### EXERCISE
Type out the data again. Keep every line exactly the same.

[SOURCE MATERIAL — start]

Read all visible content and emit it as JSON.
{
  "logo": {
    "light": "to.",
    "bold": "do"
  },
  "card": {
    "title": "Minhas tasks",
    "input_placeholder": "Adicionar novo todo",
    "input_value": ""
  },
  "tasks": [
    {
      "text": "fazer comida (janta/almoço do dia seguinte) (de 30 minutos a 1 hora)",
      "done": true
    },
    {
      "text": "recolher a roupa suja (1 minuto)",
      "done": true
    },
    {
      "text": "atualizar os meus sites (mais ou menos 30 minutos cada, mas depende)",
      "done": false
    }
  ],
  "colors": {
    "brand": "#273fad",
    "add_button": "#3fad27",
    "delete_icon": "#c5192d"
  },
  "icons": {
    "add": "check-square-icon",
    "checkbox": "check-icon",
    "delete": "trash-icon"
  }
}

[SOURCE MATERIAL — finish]

### OUTPUT BELOW
Read all visible content and emit it as JSON.
{
  "logo": {
    "light": "to.",
    "bold": "do"
  },
  "card": {
    "title": "Minhas tasks",
    "input_placeholder": "Adicionar novo todo",
    "input_value": ""
  },
  "tasks": [
    {
      "text": "fazer comida (janta/almoço do dia seguinte) (de 30 minutos a 1 hora)",
      "done": true
    },
    {
      "text": "recolher a roupa suja (1 minuto)",
      "done": true
    },
    {
      "text": "atualizar os meus sites (mais ou menos 30 minutos cada, mas depende)",
      "done": false
    }
  ],
  "colors": {
    "brand": "#273fad",
    "add_button": "#3fad27",
    "delete_icon": "#c5192d"
  },
  "icons": {
    "add": "check-square-icon",
    "checkbox": "check-icon",
    "delete": "trash-icon"
  }
}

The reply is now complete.